I told myself I would learn github this week. I ran into a snag.

I started here:

http://lifehacker.com/5983680/how-the-heck-do-i-use-github

But got this failure message during configuration:

Agreeing to the Xcode/iOS license requires admin privileges, please re-run as root via sudo.

Guess I was missing an update in my Xcode. Now don't get all security scared. You agree to running the git application so the machine needs your permission to run the app. Here is the best answer on that from StackOverflow:

You don't need admin privileges to run Xcode or git. You need admin privileges to agree to the terms of the Xcode EULA in order to use its applications--which git does (and you did when you installed the application). Privilege escalation here is akin to sites asking for the 3-4 digit security code on the back of your credit card. After agreeing, you don't need admin privileges anymore

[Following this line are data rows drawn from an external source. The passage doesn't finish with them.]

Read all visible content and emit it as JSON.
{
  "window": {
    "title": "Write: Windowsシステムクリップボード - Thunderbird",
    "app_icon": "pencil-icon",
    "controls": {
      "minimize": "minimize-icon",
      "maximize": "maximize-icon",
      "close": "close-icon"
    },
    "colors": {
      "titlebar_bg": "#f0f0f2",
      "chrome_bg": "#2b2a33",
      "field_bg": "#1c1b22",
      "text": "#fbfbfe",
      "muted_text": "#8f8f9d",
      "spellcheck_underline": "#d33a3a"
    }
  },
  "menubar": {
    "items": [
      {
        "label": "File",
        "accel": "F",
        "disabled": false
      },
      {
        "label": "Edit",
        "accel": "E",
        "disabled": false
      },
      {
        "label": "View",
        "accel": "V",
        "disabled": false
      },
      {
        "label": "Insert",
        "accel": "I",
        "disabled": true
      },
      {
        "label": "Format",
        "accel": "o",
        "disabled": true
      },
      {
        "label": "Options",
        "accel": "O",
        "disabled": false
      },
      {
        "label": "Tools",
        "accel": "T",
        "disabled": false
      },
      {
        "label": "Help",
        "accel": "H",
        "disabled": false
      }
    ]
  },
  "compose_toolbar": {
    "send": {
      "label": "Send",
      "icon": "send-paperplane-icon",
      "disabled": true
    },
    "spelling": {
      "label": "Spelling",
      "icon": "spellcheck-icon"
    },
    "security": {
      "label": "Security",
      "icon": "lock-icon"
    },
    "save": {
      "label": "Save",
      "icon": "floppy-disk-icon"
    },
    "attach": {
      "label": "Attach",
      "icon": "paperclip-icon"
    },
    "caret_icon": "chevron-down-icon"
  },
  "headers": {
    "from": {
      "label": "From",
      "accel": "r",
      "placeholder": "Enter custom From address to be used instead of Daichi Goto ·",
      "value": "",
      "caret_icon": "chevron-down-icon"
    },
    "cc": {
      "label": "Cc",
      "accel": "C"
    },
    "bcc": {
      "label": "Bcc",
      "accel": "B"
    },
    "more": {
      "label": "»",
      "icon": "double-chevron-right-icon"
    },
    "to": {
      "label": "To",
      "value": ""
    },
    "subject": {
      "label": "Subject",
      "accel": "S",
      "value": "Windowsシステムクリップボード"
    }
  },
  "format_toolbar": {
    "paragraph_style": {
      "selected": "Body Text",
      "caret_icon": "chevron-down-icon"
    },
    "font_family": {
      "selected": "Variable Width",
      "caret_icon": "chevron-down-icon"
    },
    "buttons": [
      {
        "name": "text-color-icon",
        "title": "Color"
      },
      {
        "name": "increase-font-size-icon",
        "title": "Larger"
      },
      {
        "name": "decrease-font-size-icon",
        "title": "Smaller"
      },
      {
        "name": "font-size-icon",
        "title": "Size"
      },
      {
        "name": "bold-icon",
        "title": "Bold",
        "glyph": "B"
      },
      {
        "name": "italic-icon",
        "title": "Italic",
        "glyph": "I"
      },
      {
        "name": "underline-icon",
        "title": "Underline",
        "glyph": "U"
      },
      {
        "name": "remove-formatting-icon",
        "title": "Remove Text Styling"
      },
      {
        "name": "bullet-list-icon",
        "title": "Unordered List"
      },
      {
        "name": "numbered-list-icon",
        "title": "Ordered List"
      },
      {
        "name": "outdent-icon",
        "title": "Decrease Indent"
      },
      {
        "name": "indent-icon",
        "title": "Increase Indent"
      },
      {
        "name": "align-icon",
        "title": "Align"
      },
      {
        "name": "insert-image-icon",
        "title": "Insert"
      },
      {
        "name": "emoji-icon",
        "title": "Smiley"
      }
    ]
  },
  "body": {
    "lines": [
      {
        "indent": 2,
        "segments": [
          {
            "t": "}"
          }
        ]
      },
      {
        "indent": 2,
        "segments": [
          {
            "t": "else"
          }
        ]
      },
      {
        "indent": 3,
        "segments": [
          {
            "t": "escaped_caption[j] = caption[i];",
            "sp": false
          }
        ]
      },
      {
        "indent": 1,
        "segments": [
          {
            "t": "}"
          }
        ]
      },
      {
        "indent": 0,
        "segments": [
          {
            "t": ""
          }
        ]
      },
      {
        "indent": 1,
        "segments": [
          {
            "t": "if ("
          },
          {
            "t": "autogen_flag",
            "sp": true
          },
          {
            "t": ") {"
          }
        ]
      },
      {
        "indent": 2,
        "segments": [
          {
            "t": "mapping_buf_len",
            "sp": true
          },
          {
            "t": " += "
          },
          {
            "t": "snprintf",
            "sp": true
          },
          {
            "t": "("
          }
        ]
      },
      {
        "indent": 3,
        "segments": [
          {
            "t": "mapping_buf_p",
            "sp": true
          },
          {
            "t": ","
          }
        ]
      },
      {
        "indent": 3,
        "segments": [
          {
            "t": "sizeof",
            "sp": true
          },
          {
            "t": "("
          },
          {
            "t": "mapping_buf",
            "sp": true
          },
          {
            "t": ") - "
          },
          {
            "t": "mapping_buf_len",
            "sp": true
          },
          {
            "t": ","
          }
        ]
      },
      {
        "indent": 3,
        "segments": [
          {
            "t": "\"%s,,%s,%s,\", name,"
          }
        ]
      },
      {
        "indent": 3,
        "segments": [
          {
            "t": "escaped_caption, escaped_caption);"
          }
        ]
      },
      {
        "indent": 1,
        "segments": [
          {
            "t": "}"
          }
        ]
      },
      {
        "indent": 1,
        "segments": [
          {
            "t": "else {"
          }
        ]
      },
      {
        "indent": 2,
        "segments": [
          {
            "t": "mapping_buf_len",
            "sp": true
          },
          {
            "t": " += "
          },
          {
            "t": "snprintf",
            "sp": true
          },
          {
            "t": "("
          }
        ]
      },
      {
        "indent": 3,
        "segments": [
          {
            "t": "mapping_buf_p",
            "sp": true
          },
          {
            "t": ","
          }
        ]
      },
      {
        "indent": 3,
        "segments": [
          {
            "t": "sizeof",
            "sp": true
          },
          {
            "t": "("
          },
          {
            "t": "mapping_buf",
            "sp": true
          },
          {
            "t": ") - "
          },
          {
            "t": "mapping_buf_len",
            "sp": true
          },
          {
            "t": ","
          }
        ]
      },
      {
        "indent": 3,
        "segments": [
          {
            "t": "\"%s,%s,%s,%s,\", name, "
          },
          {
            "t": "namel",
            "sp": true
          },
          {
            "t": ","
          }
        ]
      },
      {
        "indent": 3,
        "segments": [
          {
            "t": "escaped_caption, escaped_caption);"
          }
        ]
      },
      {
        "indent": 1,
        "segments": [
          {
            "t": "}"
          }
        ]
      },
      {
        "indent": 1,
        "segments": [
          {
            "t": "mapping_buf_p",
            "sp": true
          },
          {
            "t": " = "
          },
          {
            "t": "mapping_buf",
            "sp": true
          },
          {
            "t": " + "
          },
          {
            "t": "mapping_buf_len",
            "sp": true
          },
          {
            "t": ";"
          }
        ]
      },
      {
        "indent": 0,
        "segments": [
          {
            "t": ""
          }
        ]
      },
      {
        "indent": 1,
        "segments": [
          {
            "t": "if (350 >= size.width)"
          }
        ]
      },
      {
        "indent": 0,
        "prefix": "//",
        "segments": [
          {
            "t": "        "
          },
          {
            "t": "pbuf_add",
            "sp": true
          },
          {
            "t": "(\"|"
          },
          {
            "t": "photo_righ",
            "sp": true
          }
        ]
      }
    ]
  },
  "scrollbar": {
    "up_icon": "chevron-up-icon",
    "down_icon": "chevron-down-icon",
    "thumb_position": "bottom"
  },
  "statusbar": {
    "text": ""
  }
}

Source: http://stackoverflow.com/questions/26197347/agreeing-to-the-xcode-ios-license-requires-admin-privileges-please-re-run-as-r

Anyway, 107mb of updates later, it's late enough in the evening that Github will have to wait.... yet... another.... night...

On another note, I have not installed El Capitan.  I'm waiting for that to shake out first... Hope they didn't push an update on a Friday afternoon like young tikes might do once in awhile. We've all done it. It happens. Helps to just let it go and try to always be patient with your own work and be open enough to have someone check yours before you go pushing stuff out there. Some day I hope to use that advice wisely. Until then,

"It's not about me. It's not about you, either. It's about legacy, the legacy left behind for future generations. It's not about us!." - Tony Stark, Iron Man 2



Friday, October 9, 2015

Codecademy Hey Look I'm coding like Mike Bloomberg

I am like Skrat with the acorn. I WILL get my coding job one day. Somebody will own me like a boss and see how putting me to work makes them look good.  For now, I shall roll on with the chase. Today, my sumptuous acorn involved a few lessons in HTML. Child's play. LOVED EVERY MINUTE OF IT. I think I've found my niche... although it is probably not that uncommon of a language so I still remain a nickel treasure in a dime store. Nevertheless, it is more than the average bear. Herein I commit to you my basic page lesson in the screenshot below:


What was really wonderful about this work day was the email from Zach Sims. Not only did the non-sleazy email attract my reading pleasure by making sense (talked about money and why peeps need to learn code to stay in the game yo), THIS was worth its' weight in gold:


I went right back to where I had left off I have no idea how long ago, and picked right up with the lesson. I don't even remember signing up for this stuff. Awesome sauce. Kinda like an acorn. Thank you Mr. Sims. :D If you're wondering why the title, here is where Codecademy got their huge plug from Mayor Bloomberg: 


Peace Out and Have a great weekend!